• **Problem**:
Read the lines below, and copy any that contain the string "screenshot".
Available data START
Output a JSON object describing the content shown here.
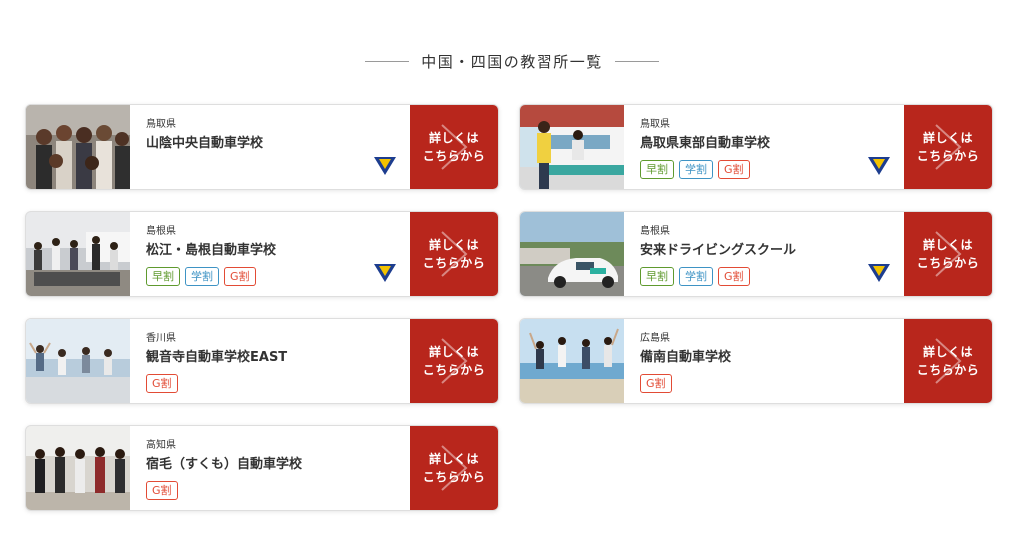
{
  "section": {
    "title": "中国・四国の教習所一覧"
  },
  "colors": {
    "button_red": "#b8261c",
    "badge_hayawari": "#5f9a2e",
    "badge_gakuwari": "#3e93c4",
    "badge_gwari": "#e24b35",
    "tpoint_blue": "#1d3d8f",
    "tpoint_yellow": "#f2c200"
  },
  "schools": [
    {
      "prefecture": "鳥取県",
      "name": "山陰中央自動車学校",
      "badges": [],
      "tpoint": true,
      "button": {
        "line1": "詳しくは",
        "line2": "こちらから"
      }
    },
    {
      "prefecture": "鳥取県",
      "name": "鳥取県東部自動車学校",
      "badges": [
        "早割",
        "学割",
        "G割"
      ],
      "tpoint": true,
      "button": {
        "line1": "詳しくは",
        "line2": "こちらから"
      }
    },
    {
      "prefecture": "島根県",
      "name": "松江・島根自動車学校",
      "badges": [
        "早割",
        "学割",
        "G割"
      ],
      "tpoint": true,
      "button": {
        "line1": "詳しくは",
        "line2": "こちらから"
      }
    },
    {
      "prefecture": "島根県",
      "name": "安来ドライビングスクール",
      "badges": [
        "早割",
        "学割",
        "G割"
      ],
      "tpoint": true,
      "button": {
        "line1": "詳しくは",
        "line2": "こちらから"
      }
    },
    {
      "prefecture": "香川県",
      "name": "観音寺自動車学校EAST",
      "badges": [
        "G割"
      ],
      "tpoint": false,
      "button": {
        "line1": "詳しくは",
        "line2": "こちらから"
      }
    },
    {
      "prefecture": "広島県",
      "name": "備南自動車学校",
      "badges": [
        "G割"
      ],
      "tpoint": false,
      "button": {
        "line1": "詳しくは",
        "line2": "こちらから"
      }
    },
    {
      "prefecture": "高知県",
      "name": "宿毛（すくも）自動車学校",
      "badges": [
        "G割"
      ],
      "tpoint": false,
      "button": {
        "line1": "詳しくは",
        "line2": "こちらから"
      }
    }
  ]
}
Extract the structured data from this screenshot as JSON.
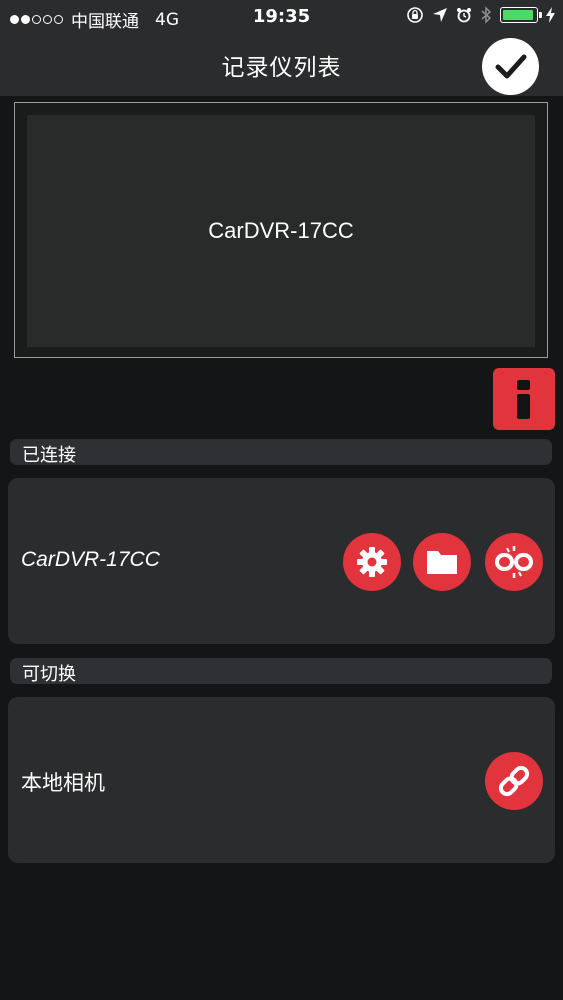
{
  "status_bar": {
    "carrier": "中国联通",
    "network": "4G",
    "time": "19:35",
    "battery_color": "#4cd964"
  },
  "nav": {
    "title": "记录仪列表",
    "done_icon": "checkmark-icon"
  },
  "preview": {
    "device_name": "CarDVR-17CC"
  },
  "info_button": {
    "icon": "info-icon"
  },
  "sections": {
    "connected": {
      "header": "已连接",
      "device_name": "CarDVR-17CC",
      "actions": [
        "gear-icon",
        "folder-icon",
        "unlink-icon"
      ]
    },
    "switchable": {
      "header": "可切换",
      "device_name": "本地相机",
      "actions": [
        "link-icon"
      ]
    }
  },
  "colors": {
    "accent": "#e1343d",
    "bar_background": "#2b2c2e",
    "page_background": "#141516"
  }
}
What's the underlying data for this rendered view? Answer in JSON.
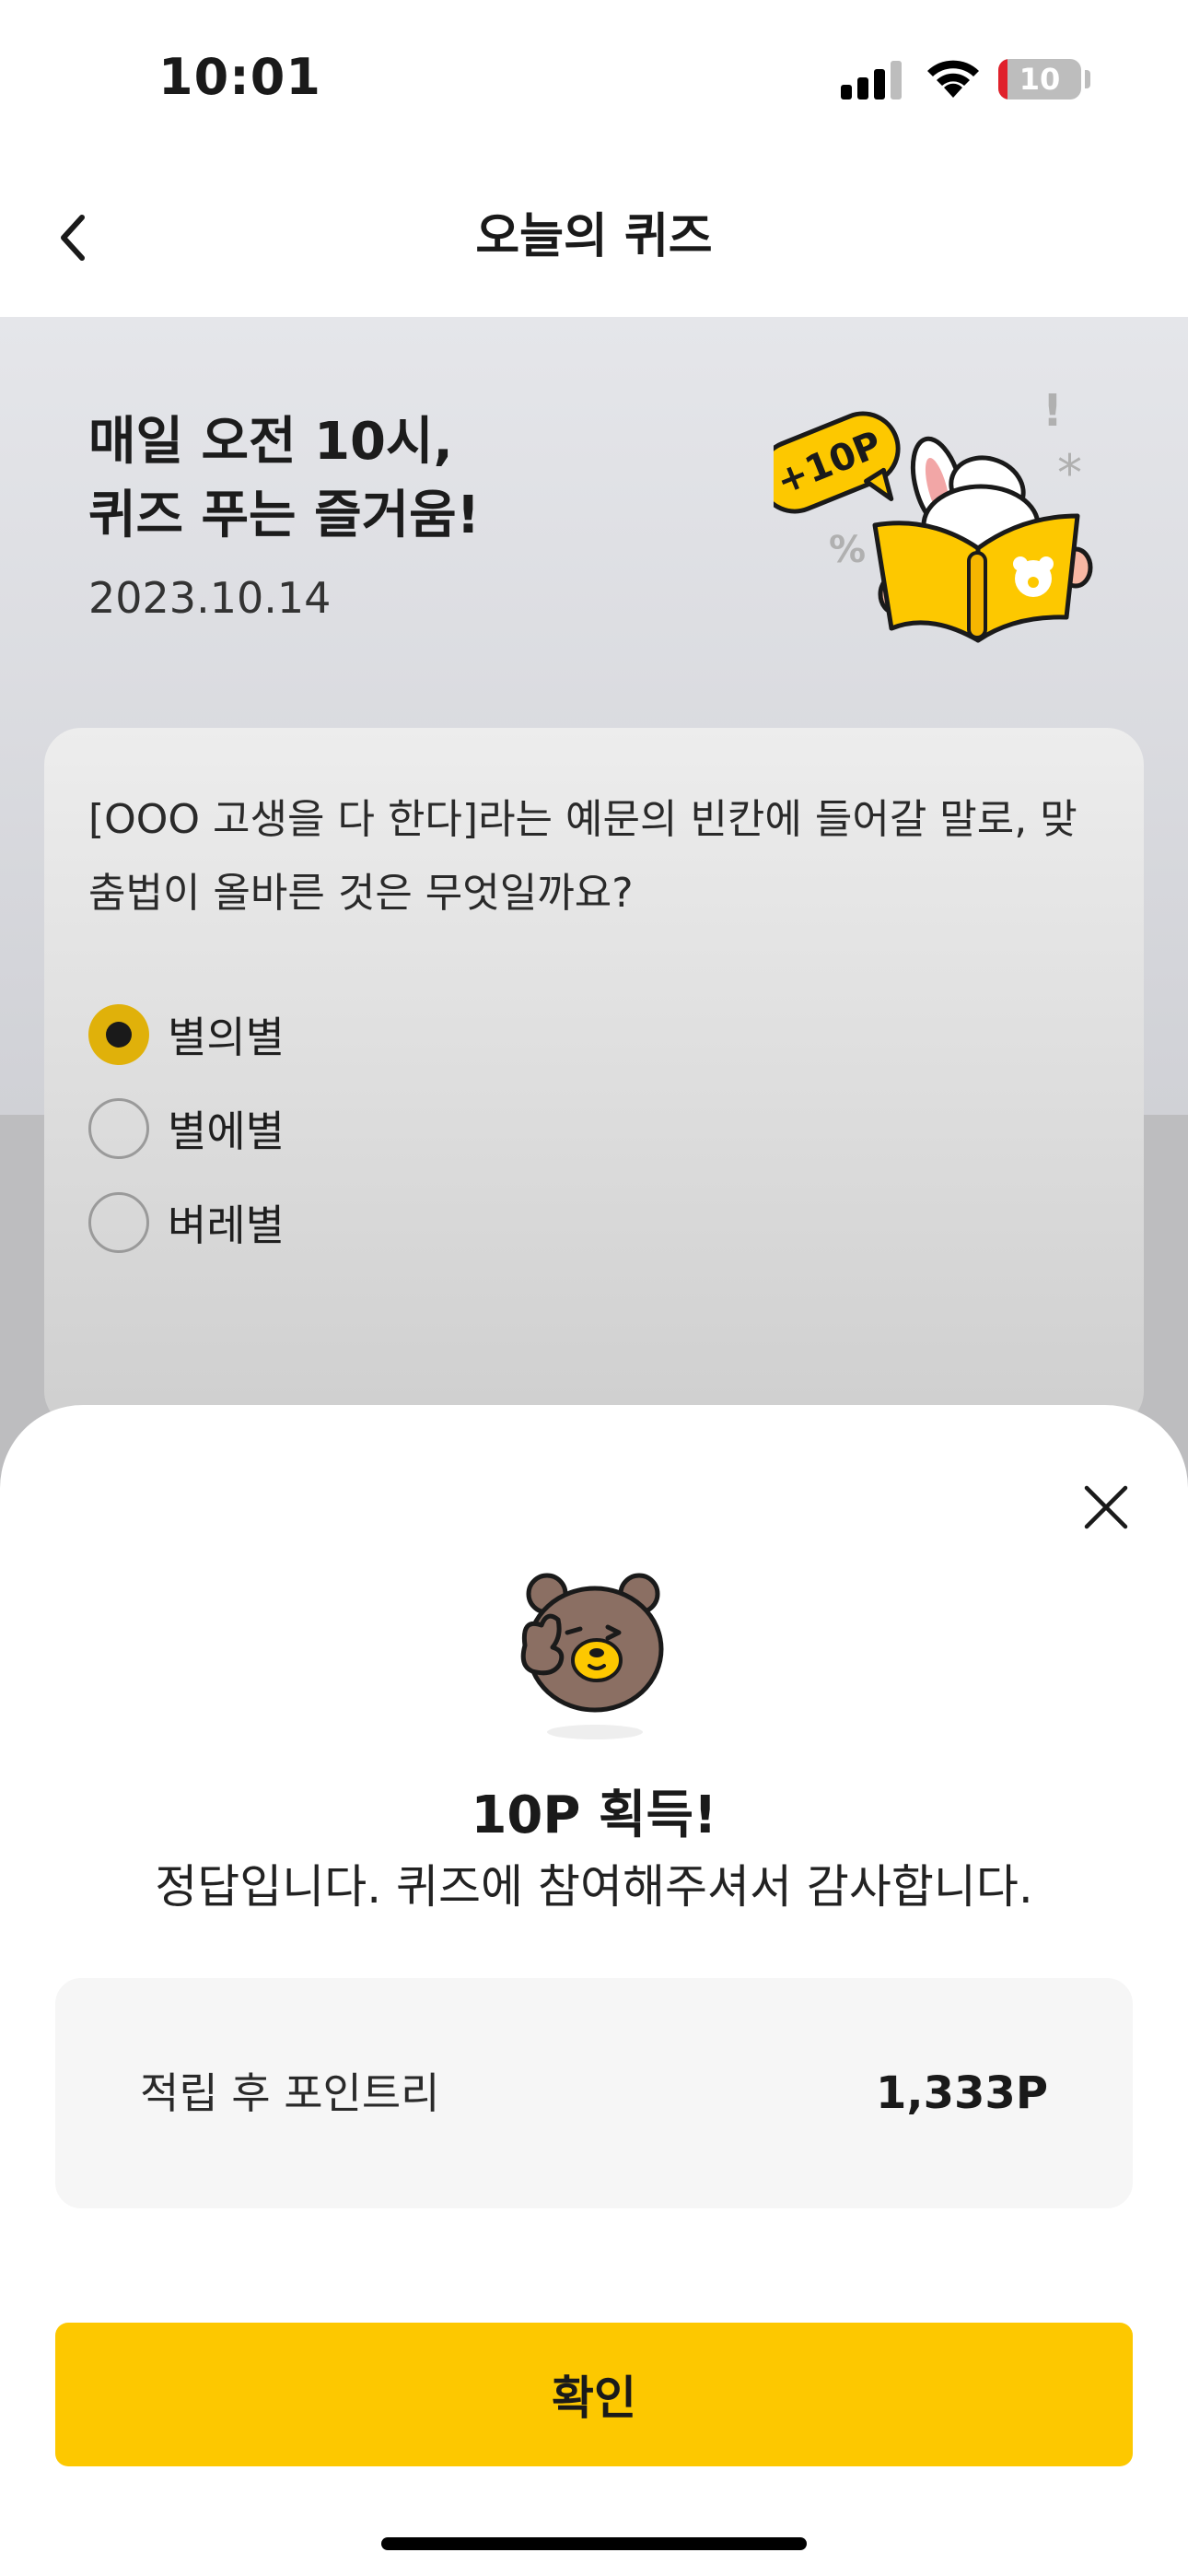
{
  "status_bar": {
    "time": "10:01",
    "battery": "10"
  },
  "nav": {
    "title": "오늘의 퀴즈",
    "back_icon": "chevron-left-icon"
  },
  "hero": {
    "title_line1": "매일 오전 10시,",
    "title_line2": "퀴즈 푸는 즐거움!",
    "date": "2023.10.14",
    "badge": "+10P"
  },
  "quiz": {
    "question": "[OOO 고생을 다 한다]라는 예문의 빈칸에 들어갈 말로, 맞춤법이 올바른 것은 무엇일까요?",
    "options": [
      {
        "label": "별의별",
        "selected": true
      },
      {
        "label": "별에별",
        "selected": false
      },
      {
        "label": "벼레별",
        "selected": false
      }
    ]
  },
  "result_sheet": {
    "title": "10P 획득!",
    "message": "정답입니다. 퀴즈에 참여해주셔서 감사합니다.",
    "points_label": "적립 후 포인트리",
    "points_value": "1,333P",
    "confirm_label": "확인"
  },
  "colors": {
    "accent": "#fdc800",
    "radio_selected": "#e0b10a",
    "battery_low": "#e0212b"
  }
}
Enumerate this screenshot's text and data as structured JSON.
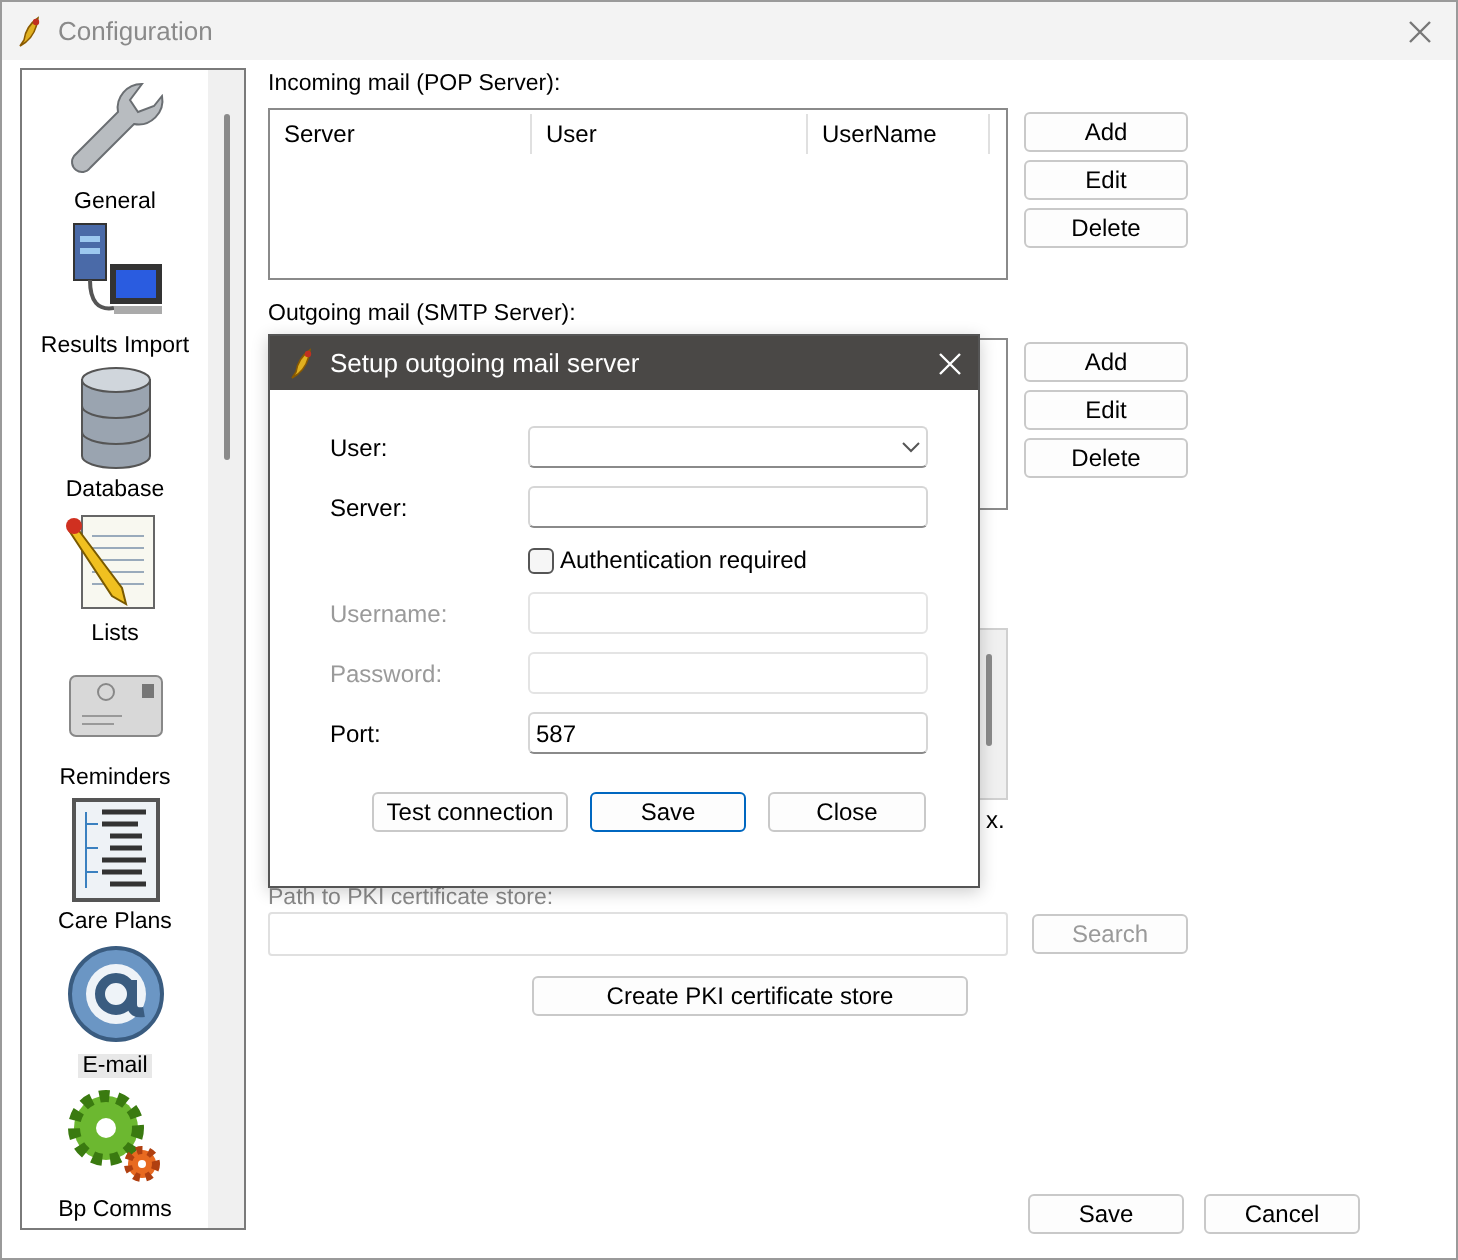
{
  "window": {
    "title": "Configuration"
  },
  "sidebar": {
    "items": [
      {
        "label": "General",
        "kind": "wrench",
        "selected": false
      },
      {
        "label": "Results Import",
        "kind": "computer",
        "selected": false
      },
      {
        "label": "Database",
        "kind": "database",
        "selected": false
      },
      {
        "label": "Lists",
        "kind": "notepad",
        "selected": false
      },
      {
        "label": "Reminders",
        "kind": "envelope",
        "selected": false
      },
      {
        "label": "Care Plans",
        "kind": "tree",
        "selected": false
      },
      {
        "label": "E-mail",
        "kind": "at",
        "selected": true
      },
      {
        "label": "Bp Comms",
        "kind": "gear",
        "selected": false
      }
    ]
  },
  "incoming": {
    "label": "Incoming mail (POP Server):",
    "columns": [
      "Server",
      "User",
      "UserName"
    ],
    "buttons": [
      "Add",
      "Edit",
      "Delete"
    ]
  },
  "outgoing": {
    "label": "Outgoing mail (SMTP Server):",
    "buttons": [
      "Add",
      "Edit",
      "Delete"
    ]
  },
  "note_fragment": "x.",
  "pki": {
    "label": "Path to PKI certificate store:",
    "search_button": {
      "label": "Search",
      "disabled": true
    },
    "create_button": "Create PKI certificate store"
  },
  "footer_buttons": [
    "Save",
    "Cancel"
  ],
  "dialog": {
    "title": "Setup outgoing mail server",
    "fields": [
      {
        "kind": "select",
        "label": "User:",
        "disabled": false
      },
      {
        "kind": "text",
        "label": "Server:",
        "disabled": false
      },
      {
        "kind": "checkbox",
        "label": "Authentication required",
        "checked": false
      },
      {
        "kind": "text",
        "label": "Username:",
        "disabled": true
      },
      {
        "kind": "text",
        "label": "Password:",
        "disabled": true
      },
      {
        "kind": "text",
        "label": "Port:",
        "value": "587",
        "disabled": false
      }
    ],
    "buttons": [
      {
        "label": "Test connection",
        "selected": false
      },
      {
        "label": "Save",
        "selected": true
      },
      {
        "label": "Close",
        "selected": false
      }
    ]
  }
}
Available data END
• **Result**:
Extract the structured data from this screenshot as JSON.
Enumerate this screenshot's text and data as structured JSON.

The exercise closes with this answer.